WORK INSTRUCTIONS: Your task is to copy each line of the material below that includes "title".

---------- PROVIDED ENTRIES

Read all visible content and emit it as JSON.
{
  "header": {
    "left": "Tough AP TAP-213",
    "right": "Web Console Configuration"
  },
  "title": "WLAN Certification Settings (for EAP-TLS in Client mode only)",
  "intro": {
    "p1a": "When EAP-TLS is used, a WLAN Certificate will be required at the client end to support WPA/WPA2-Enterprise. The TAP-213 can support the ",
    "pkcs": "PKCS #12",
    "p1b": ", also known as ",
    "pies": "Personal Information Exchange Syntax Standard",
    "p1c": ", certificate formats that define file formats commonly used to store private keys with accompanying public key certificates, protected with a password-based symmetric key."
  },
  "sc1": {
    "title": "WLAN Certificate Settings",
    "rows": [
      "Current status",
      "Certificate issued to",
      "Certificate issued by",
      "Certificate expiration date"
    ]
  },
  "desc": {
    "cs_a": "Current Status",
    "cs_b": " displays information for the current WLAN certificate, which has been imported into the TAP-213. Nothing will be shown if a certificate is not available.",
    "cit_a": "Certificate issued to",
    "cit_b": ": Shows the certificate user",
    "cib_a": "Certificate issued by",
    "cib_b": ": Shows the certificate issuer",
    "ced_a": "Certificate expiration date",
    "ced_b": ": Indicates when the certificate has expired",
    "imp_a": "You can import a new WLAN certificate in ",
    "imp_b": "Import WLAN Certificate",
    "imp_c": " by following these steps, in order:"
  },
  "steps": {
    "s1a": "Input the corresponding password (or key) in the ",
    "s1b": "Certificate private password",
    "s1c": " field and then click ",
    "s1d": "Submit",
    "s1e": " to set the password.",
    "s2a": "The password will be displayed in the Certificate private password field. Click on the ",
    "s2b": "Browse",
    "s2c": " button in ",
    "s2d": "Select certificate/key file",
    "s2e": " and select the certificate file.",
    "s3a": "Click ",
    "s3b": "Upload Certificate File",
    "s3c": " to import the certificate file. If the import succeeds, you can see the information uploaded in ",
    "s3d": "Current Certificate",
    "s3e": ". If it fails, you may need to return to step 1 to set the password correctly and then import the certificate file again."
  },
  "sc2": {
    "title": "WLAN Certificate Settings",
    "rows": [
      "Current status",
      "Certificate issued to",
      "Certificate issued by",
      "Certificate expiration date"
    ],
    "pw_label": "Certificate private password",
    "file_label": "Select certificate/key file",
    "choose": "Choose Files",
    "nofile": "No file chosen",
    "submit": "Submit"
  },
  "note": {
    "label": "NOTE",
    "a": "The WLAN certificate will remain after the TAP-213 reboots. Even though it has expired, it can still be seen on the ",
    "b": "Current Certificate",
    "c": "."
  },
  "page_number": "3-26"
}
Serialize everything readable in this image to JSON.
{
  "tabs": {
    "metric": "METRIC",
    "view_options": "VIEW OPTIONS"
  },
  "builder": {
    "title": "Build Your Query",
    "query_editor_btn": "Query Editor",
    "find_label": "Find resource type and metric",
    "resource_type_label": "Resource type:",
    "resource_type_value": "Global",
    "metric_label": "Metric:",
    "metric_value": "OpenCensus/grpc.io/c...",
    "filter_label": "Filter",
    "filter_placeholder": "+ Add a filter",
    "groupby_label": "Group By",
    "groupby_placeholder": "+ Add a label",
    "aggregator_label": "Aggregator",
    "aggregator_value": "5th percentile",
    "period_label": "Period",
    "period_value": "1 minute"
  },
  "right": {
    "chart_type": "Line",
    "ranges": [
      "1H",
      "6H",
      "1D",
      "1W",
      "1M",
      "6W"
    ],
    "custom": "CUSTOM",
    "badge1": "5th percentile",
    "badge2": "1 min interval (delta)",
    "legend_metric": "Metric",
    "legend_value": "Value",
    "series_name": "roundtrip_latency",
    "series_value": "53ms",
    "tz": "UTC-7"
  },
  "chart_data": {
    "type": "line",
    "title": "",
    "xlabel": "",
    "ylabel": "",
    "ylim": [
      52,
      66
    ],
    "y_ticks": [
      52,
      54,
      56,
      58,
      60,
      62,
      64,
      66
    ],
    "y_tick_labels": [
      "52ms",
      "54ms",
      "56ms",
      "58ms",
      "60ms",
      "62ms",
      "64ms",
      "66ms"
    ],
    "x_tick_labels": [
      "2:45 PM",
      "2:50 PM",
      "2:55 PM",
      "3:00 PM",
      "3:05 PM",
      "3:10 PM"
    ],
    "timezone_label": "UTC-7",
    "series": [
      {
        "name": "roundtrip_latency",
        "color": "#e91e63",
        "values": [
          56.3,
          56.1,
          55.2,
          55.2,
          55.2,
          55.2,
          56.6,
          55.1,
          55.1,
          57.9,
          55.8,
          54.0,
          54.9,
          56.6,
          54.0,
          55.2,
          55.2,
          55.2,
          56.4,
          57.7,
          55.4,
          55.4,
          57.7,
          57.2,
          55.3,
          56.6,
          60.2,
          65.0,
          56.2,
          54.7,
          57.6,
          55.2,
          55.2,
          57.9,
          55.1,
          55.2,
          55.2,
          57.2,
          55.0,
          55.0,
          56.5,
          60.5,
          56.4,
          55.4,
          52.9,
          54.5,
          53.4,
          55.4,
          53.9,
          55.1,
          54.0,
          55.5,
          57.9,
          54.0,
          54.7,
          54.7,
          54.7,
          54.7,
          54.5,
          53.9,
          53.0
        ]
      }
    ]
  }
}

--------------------

RESULT OF THIS EXERCISE:
  "title": "WLAN Certification Settings (for EAP-TLS in Client mode only)",
    "title": "WLAN Certificate Settings",
    "title": "WLAN Certificate Settings",
    "title": "Build Your Query",
    "title": "",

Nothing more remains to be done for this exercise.